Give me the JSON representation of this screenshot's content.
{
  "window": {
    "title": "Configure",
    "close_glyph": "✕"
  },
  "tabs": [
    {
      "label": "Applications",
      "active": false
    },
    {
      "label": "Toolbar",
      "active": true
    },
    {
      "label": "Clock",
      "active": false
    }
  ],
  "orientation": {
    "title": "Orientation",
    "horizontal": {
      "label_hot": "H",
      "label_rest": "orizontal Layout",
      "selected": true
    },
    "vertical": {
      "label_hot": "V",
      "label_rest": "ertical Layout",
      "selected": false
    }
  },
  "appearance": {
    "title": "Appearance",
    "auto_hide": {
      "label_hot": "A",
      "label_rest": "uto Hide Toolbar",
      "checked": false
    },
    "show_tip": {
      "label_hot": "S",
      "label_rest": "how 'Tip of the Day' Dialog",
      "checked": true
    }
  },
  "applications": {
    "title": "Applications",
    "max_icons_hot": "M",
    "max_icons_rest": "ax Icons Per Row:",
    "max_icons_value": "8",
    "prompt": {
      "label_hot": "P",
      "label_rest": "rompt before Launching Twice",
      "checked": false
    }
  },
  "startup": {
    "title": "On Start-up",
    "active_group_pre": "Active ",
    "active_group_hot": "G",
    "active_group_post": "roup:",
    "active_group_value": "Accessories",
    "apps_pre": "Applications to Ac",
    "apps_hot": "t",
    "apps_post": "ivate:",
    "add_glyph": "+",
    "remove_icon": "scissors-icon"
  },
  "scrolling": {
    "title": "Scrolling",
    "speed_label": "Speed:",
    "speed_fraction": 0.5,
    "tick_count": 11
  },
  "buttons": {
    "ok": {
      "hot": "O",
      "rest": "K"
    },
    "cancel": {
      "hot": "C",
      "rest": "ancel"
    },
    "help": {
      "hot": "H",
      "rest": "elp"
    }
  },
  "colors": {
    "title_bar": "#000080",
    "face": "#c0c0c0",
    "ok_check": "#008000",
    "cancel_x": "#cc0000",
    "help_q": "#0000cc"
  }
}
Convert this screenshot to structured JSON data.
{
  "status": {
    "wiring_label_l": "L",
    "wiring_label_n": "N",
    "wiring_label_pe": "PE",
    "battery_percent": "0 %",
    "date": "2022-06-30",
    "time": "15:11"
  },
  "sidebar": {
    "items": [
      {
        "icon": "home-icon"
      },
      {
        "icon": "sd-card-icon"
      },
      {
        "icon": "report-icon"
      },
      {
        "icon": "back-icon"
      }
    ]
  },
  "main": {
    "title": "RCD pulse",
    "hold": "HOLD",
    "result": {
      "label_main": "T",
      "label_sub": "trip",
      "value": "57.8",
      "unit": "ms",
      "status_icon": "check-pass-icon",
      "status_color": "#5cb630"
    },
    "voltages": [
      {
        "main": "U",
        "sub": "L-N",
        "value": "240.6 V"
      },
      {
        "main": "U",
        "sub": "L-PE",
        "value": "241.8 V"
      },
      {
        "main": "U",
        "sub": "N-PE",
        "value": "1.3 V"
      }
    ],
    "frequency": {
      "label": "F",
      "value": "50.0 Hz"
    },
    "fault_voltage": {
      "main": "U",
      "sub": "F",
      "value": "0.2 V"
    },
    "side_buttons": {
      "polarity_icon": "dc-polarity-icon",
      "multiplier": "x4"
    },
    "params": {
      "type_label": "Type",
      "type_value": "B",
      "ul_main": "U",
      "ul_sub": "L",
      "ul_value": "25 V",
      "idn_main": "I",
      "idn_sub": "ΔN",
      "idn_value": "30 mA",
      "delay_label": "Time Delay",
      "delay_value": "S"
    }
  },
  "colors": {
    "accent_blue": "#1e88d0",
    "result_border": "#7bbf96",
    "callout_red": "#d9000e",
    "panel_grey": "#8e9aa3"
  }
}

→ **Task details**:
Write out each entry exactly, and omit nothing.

→ **Worked solution**:
Give me the JSON representation of this screenshot's content.
{
  "window": {
    "title": "Configure",
    "close_glyph": "✕"
  },
  "tabs": [
    {
      "label": "Applications",
      "active": false
    },
    {
      "label": "Toolbar",
      "active": true
    },
    {
      "label": "Clock",
      "active": false
    }
  ],
  "orientation": {
    "title": "Orientation",
    "horizontal": {
      "label_hot": "H",
      "label_rest": "orizontal Layout",
      "selected": true
    },
    "vertical": {
      "label_hot": "V",
      "label_rest": "ertical Layout",
      "selected": false
    }
  },
  "appearance": {
    "title": "Appearance",
    "auto_hide": {
      "label_hot": "A",
      "label_rest": "uto Hide Toolbar",
      "checked": false
    },
    "show_tip": {
      "label_hot": "S",
      "label_rest": "how 'Tip of the Day' Dialog",
      "checked": true
    }
  },
  "applications": {
    "title": "Applications",
    "max_icons_hot": "M",
    "max_icons_rest": "ax Icons Per Row:",
    "max_icons_value": "8",
    "prompt": {
      "label_hot": "P",
      "label_rest": "rompt before Launching Twice",
      "checked": false
    }
  },
  "startup": {
    "title": "On Start-up",
    "active_group_pre": "Active ",
    "active_group_hot": "G",
    "active_group_post": "roup:",
    "active_group_value": "Accessories",
    "apps_pre": "Applications to Ac",
    "apps_hot": "t",
    "apps_post": "ivate:",
    "add_glyph": "+",
    "remove_icon": "scissors-icon"
  },
  "scrolling": {
    "title": "Scrolling",
    "speed_label": "Speed:",
    "speed_fraction": 0.5,
    "tick_count": 11
  },
  "buttons": {
    "ok": {
      "hot": "O",
      "rest": "K"
    },
    "cancel": {
      "hot": "C",
      "rest": "ancel"
    },
    "help": {
      "hot": "H",
      "rest": "elp"
    }
  },
  "colors": {
    "title_bar": "#000080",
    "face": "#c0c0c0",
    "ok_check": "#008000",
    "cancel_x": "#cc0000",
    "help_q": "#0000cc"
  }
}
Convert this screenshot to structured JSON data.
{
  "status": {
    "wiring_label_l": "L",
    "wiring_label_n": "N",
    "wiring_label_pe": "PE",
    "battery_percent": "0 %",
    "date": "2022-06-30",
    "time": "15:11"
  },
  "sidebar": {
    "items": [
      {
        "icon": "home-icon"
      },
      {
        "icon": "sd-card-icon"
      },
      {
        "icon": "report-icon"
      },
      {
        "icon": "back-icon"
      }
    ]
  },
  "main": {
    "title": "RCD pulse",
    "hold": "HOLD",
    "result": {
      "label_main": "T",
      "label_sub": "trip",
      "value": "57.8",
      "unit": "ms",
      "status_icon": "check-pass-icon",
      "status_color": "#5cb630"
    },
    "voltages": [
      {
        "main": "U",
        "sub": "L-N",
        "value": "240.6 V"
      },
      {
        "main": "U",
        "sub": "L-PE",
        "value": "241.8 V"
      },
      {
        "main": "U",
        "sub": "N-PE",
        "value": "1.3 V"
      }
    ],
    "frequency": {
      "label": "F",
      "value": "50.0 Hz"
    },
    "fault_voltage": {
      "main": "U",
      "sub": "F",
      "value": "0.2 V"
    },
    "side_buttons": {
      "polarity_icon": "dc-polarity-icon",
      "multiplier": "x4"
    },
    "params": {
      "type_label": "Type",
      "type_value": "B",
      "ul_main": "U",
      "ul_sub": "L",
      "ul_value": "25 V",
      "idn_main": "I",
      "idn_sub": "ΔN",
      "idn_value": "30 mA",
      "delay_label": "Time Delay",
      "delay_value": "S"
    }
  },
  "colors": {
    "accent_blue": "#1e88d0",
    "result_border": "#7bbf96",
    "callout_red": "#d9000e",
    "panel_grey": "#8e9aa3"
  }
}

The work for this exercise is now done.